PARTY POLARIZATION AND JUDICIAL REVIEW: LESSONS FROM THE AFFORDABLE CARE ACT[dagger]
Devins, Neal, Northwestern University Law Review
ABSTRACT-Congress paid nearly no attention to the Constitution when enacting the Affordable Care Act (ACA) in 2010. Legislative hearings and committee reports ignored the Constitution altogether; legislative debates largely did the same. This Essay both highlights Congress's indifference to the Constitution when enacting the ACA and examines the reasons behind this legislative failure. In particular, this Essay advances three explanations. First, Congress is generally uninterested in "public goods" like constitutional interpretation. Second, the polarization of Democrats and Republicans in Congress further depresses Congress's interest in thinking about the Constitution; instead, the majority party seeks to limit opportunities for the minority party to raise constitutional objections to legislation. Third, there is no federalism constituency in Congress that pushes lawmakers to take federalism into account when enacting legislation. For this very reason, Republican lawmakers almost always attacked the ACA on policy, rather than on constitutional, grounds. While embracing these three explanations, this Essay rejects a fourth explanation, namely, that lawmakers had no reason to know that the ACA would be subject to vigorous constitutional attack. Finally, this Essay argues that congressional disinterest in constitutional federalism supports the Supreme Court's establishment of boundaries that limit Congress's Commerce Clause power. At the same time, this Essay does not endorse the action- inaction distinction advanced by five Justices in the ACA decision.
When enacting the Patient Protection and Affordable Care Act (ACA),1 the 111th Congress paid scant attention to possible constitutional challenges to their signature achievement.

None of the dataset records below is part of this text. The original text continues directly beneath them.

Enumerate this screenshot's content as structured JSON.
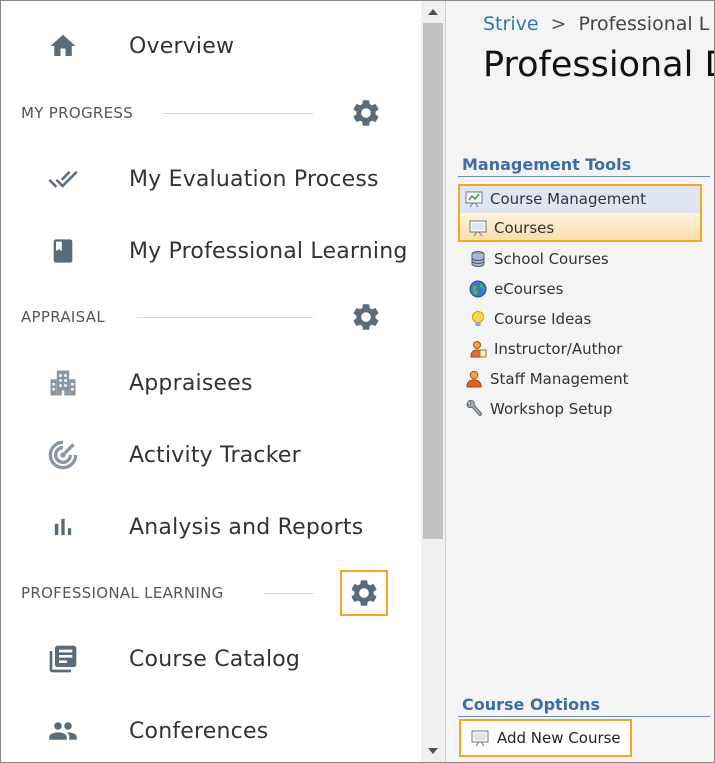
{
  "nav": {
    "overview": "Overview",
    "sections": {
      "progress": "MY PROGRESS",
      "appraisal": "APPRAISAL",
      "professional_learning": "PROFESSIONAL LEARNING"
    },
    "items": {
      "evaluation": "My Evaluation Process",
      "prof_learning": "My Professional Learning",
      "appraisees": "Appraisees",
      "activity": "Activity Tracker",
      "analysis": "Analysis and Reports",
      "catalog": "Course Catalog",
      "conferences": "Conferences"
    },
    "icons": {
      "overview": "home-icon",
      "evaluation": "double-check-icon",
      "prof_learning": "book-icon",
      "appraisees": "building-icon",
      "activity": "radar-icon",
      "analysis": "bar-chart-icon",
      "catalog": "library-books-icon",
      "conferences": "people-icon",
      "gear": "gear-icon"
    }
  },
  "header": {
    "breadcrumb_root": "Strive",
    "breadcrumb_sep": ">",
    "breadcrumb_current": "Professional L",
    "title": "Professional D"
  },
  "management_tools": {
    "title": "Management Tools",
    "items": [
      "Course Management",
      "Courses",
      "School Courses",
      "eCourses",
      "Course Ideas",
      "Instructor/Author",
      "Staff Management",
      "Workshop Setup"
    ]
  },
  "course_options": {
    "title": "Course Options",
    "add_new": "Add New Course"
  },
  "colors": {
    "highlight": "#f5a623",
    "link": "#2a7ab0",
    "section_title": "#3a6ea5",
    "icon_gray": "#5b6b78"
  }
}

No constitutional hearings were held, committee reports did not discuss the Act's constitutionality, and legislative debates largely ignored constitutional objections to the Act.2 Why did lawmakers seemingly drop this ball?
In the lead-up to National Federation of Independent Business v. Sebelius (NFIB),3 various theories were launched and various culprits identified. Writing in the Wall Street Journal, Michael McConnell argued that "[t]he drafters and defenders of the health-care law have only themselves to blame for this mess . . . [as] they did not take seriously their obligation to" interpret the Constitution and act within its bounds.4 In a vigorous defense of congressional Democrats that appeared in Salon, Andrew Koppelman claimed that the bill's supposed constitutional shortcomings "could not have been anticipated because they did not exist while the bill was being written."5 In both The New Yorker and The New York Times, news analyses placed responsibility on a confluence of factors-the fact that "liberal [legal] academics" thought the constitutional issue a nonstarter, the failure of the Republican lawmakers and media outlets to question the bill's constitutionality, and the related failure of media outlets to run stories about potential legal challenges to the statute.6
In earlier writings that have appeared in the Northwestern University Law Review and Northwestern University Law Review Colloquy,7 I have argued that party polarization contributes to congressional disinterest in the Constitution and that the ACA is a classic case study of the pernicious effects of polarization on congressional interest in constitutional questions. In the pages that follow, I will recap and extend that argument. Specifically, after discussing party polarization's impact on constitutional deliberations and the corresponding failure of Congress to take the Constitution seriously when enacting the ACA, I will consider alternative explanations for Congress's failure to take the Constitution into account when enacting the legislation. I will embrace two supplemental explanations-Congress's general disinterest in "public goods" like constitutional interpretation and the absence of a federalism constituency in Congress. …